EXERCISE DIRECTIONS:
For each line below that holds the word "individual", make a copy.

INFORMATION GIVEN:
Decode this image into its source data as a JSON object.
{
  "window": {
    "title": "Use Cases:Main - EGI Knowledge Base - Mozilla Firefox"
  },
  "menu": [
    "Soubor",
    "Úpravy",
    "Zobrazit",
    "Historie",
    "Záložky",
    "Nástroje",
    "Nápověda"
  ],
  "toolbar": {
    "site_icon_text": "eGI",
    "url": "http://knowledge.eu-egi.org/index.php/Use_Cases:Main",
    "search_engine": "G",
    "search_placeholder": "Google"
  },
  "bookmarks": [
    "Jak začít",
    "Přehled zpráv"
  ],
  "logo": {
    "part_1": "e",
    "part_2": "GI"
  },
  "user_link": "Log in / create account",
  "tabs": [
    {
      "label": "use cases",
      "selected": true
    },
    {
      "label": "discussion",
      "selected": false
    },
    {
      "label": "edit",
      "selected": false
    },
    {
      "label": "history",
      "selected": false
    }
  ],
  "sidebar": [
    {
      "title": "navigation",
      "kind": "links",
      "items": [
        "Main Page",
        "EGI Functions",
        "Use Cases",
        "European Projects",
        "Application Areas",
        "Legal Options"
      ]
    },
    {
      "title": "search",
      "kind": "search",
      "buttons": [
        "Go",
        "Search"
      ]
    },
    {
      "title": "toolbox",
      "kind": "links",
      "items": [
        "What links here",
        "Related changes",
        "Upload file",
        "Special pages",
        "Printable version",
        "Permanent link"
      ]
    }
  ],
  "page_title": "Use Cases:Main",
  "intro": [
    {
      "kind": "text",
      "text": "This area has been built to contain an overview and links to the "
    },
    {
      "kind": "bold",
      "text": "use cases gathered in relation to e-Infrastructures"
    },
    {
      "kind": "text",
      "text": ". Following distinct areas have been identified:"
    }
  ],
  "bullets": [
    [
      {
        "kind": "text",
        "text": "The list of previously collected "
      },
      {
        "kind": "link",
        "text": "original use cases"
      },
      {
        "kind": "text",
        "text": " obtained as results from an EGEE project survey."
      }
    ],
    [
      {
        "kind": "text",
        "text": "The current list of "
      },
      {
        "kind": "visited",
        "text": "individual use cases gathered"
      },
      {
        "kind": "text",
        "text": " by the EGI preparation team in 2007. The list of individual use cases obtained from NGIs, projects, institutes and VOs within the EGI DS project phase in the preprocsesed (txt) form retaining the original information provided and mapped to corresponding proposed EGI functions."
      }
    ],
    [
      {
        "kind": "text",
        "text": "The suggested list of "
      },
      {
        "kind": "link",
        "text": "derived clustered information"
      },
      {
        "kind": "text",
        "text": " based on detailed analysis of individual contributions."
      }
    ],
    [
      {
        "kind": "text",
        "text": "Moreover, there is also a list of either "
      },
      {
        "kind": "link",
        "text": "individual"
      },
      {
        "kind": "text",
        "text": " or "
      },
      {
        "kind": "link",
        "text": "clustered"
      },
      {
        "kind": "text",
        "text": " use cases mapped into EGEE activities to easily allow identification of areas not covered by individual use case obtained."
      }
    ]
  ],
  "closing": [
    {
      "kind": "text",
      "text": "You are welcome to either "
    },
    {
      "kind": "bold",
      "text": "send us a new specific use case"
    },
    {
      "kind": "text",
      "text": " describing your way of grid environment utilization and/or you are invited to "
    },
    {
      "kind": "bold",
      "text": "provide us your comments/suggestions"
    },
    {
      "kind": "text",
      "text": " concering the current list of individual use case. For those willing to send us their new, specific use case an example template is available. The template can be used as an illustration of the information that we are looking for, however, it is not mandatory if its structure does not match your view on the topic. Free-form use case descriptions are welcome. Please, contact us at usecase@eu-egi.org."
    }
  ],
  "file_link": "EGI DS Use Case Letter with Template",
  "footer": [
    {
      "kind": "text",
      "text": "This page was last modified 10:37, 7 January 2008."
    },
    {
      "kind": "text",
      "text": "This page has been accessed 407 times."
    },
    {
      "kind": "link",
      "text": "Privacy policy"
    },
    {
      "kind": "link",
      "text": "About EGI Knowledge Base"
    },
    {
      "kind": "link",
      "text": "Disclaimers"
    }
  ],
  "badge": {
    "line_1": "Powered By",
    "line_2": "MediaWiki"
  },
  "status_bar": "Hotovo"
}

EXERCISE ANSWER:
        "text": "individual use cases gathered"
        "text": " by the EGI preparation team in 2007. The list of individual use cases obtained from NGIs, projects, institutes and VOs within the EGI DS project phase in the preprocsesed (txt) form retaining the original information provided and mapped to corresponding proposed EGI functions."
        "text": " based on detailed analysis of individual contributions."
        "text": "individual"
        "text": " use cases mapped into EGEE activities to easily allow identification of areas not covered by individual use case obtained."
      "text": " concering the current list of individual use case. For those willing to send us their new, specific use case an example template is available. The template can be used as an illustration of the information that we are looking for, however, it is not mandatory if its structure does not match your view on the topic. Free-form use case descriptions are welcome. Please, contact us at usecase@eu-egi.org."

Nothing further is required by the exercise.